With over 1,000 species of begonias, it is no wonder it's such a popular plant. Available in variety of sizes and shapes with foliage that ranges from green to bronze and blooms in shades of white, pink and brilliant red, begonias brighten shady nooks where other annuals may suffer from lack of sun.
The wax begonia grows in a dense mound, making it ideal as a bedding plant or for window boxes and planters. Propagation by stem cuttings, often referred to as slips, quickly produces plants identical to the mother plant.
Select healthy stems free of signs of disease or insect damage. Look for firm stems and well-formed foliage.
Clip the stem to a length of 4 to 6 inches. Make a cut 1/4 to 1/2 inch below a leaf node (the point where new leaves form at the stem). The leaf node contains enzymes that speed root formation. Remove foliage from the bottom 2 to 3 inches of the stem.

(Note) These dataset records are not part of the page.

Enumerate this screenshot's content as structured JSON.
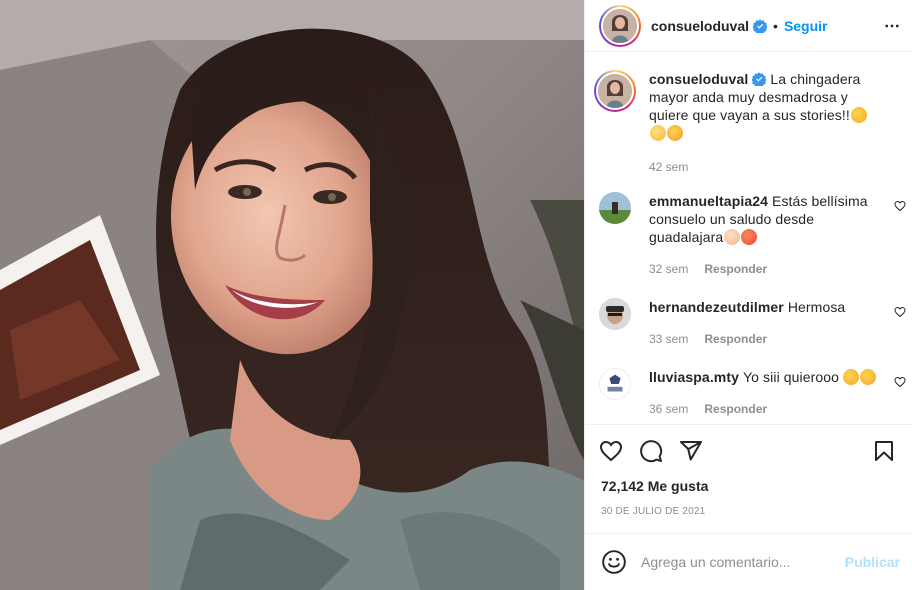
{
  "header": {
    "username": "consueloduval",
    "separator": "•",
    "follow_label": "Seguir"
  },
  "caption": {
    "username": "consueloduval",
    "text": "La chingadera mayor anda muy desmadrosa y quiere que vayan a sus stories!!",
    "time": "42 sem"
  },
  "comments": [
    {
      "username": "emmanueltapia24",
      "text": "Estás bellísima consuelo un saludo desde guadalajara",
      "time": "32 sem",
      "reply_label": "Responder"
    },
    {
      "username": "hernandezeutdilmer",
      "text": "Hermosa",
      "time": "33 sem",
      "reply_label": "Responder"
    },
    {
      "username": "lluviaspa.mty",
      "text": "Yo siii quierooo",
      "time": "36 sem",
      "reply_label": "Responder"
    }
  ],
  "likes": {
    "text": "72,142 Me gusta"
  },
  "date": "30 DE JULIO DE 2021",
  "composer": {
    "placeholder": "Agrega un comentario...",
    "publish_label": "Publicar"
  },
  "icons": {
    "verified": "verified-badge-icon",
    "more": "more-options-icon",
    "like": "heart-icon",
    "comment": "comment-icon",
    "share": "paper-plane-icon",
    "save": "bookmark-icon",
    "emoji": "smiley-icon"
  },
  "colors": {
    "accent": "#0095f6",
    "publish_disabled": "#b2dffc",
    "muted": "#8e8e8e",
    "text": "#262626"
  }
}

Place the stem cutting in a jar or vase filled with water. Check that leaves rest above the water level, as submerged foliage decays quickly and contaminates the water. Remove additional leaves, if necessary.
Put in a sunny location that receives bright filtered light. An eastern or northern window is ideal, as afternoon sun from southern or western windows may overheat the water and damage the stem cutting.
Change the water twice a week or more often if it becomes stagnant. Keep water to the original level by refilling as it evaporates.
Watch for new roots to form within a week or two, depending on the cultivar and the water and air temperature in your home.
Plant in a mixture of equal parts peat moss, all-purpose potting soil and perlite once roots are established.